April 25, 2012 - Goodwill helps so many people around Colorado, who would have known?
What: Goodwill Power of Work Luncheon
Where: Marriott City Center
When: Wednesday, April 25, 2012
Beneficiary: Goodwill Denver
Master of Ceremonies: Greg Moss
Honoree(s): Dr. Don Cassata, Noel Ginsburg, Jannette Wooley, Reginald Toney, Jorge Nieves, Jackie Weimer
Presenting Sponsor(s): EON
Speaker: Micahel Hancock
Event Coordinator: Venessa Clark
Board of Directors: Gregory Ball, Kelly Brough, Paul Demetter, Vanecia Kerr, Harold Klausner, David Leonard, Derrick Maes, Todd Munson, Brian Ondre, Deb Quinby, Dawn Tayolr Owens, Jesse Wolff, Scott Worrell, Jennifer Wozniak, Clifford E. Young
Blacktie Photos by: Steven Shoppman
Jorge Nieves receiving his Bright Future Award as CEO Jesse Wolff looks on
“Goodwill does much more than many people think,” said Jesse Wolff, president and CEO of Goodwill Industries of Denver. Many think of Goodwill as a thrift store that has a larger mission of helping people. What most don’t know is exactly what the other part of Goodwill is. As Mr. Wolff pointed out, beyond the services that Goodwill actively performs to help the community, it is a basis to raise money for government via the sales tax charged at the stores. It is a way for goods to be sold to raise money for the community that would normally be discarded.

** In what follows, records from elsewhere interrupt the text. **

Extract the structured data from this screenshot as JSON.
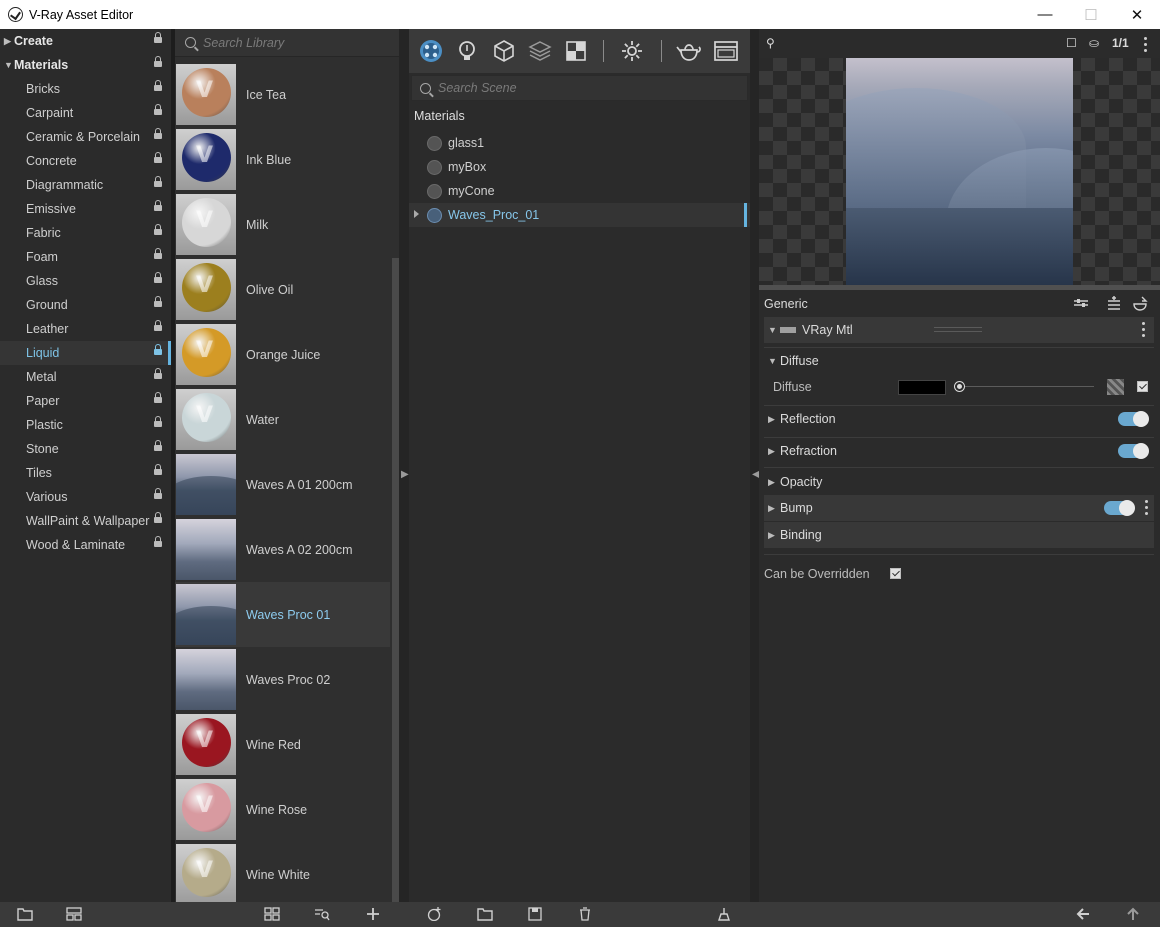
{
  "window": {
    "title": "V-Ray Asset Editor",
    "minimize": "—",
    "maximize": "☐",
    "close": "✕"
  },
  "categories": [
    {
      "label": "Create",
      "top": true,
      "caret": "▶"
    },
    {
      "label": "Materials",
      "top": true,
      "caret": "▼"
    },
    {
      "label": "Bricks"
    },
    {
      "label": "Carpaint"
    },
    {
      "label": "Ceramic & Porcelain"
    },
    {
      "label": "Concrete"
    },
    {
      "label": "Diagrammatic"
    },
    {
      "label": "Emissive"
    },
    {
      "label": "Fabric"
    },
    {
      "label": "Foam"
    },
    {
      "label": "Glass"
    },
    {
      "label": "Ground"
    },
    {
      "label": "Leather"
    },
    {
      "label": "Liquid",
      "active": true
    },
    {
      "label": "Metal"
    },
    {
      "label": "Paper"
    },
    {
      "label": "Plastic"
    },
    {
      "label": "Stone"
    },
    {
      "label": "Tiles"
    },
    {
      "label": "Various"
    },
    {
      "label": "WallPaint & Wallpaper"
    },
    {
      "label": "Wood & Laminate"
    }
  ],
  "library": {
    "search_placeholder": "Search Library",
    "items": [
      {
        "label": "Ice Tea",
        "kind": "sphere",
        "color": "#b9805c"
      },
      {
        "label": "Ink Blue",
        "kind": "sphere",
        "color": "#1e2a6b"
      },
      {
        "label": "Milk",
        "kind": "sphere",
        "color": "#d7d7d7"
      },
      {
        "label": "Olive Oil",
        "kind": "sphere",
        "color": "#9c7f1e"
      },
      {
        "label": "Orange Juice",
        "kind": "sphere",
        "color": "#d49a27"
      },
      {
        "label": "Water",
        "kind": "sphere",
        "color": "#c9d6d8"
      },
      {
        "label": "Waves A 01 200cm",
        "kind": "waves"
      },
      {
        "label": "Waves A 02 200cm",
        "kind": "waves2"
      },
      {
        "label": "Waves Proc 01",
        "kind": "waves",
        "active": true
      },
      {
        "label": "Waves Proc 02",
        "kind": "waves2"
      },
      {
        "label": "Wine Red",
        "kind": "sphere",
        "color": "#9a1620"
      },
      {
        "label": "Wine Rose",
        "kind": "sphere",
        "color": "#d89aa0"
      },
      {
        "label": "Wine White",
        "kind": "sphere",
        "color": "#b5ab8a"
      }
    ]
  },
  "scene": {
    "search_placeholder": "Search Scene",
    "heading": "Materials",
    "items": [
      {
        "label": "glass1"
      },
      {
        "label": "myBox"
      },
      {
        "label": "myCone"
      },
      {
        "label": "Waves_Proc_01",
        "active": true
      }
    ]
  },
  "properties": {
    "header": "Generic",
    "material_type": "VRay Mtl",
    "diffuse_section": "Diffuse",
    "diffuse_label": "Diffuse",
    "diffuse_color": "#000000",
    "sections": {
      "reflection": "Reflection",
      "refraction": "Refraction",
      "opacity": "Opacity",
      "bump": "Bump",
      "binding": "Binding"
    },
    "override_label": "Can be Overridden",
    "preview_ratio": "1/1"
  },
  "colors": {
    "accent": "#65b4e0",
    "toggle_on": "#6aa8cf"
  }
}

In the case that goods are not able to be sold, they are recycled instead of sent to the landfill. Those were just a few of the items on the long list of things that Goodwill does.
But this luncheon was not about listing all of the many services of Goodwill. It was about celebrating the services that help people form a brighter future. From underprivileged youth to our senior citizens in need, Goodwill has done so much to help. In fact, the success of Goodwill’s programs has such an effect on the community that Jackie Weimer spoke of her experience with Goodwill that, “It was too good to be true, I thought it had to be a scam.” Goodwill helped her to get a vehicle to assist her on her ranch due to her disabilities. Many people like Jackie feel as though there is no hope when they live in rural areas, but Goodwill is there to help.
The luncheon had so many inspiring stories told during the short two hours that it would take thousands of words to portray the positive messages. From students that get a break from their troubled youth to those overcoming addiction to the disabled having a chance at a normal life, Goodwill is there. The heartfelt stories at this luncheon remind us that service should be part of all our lives, and that a difference can be made with even a small amount of effort. One thing is certain, the small individual efforts by those in and around the Goodwill circle make for a huge difference in so many lives throughout Denver and the entire United States.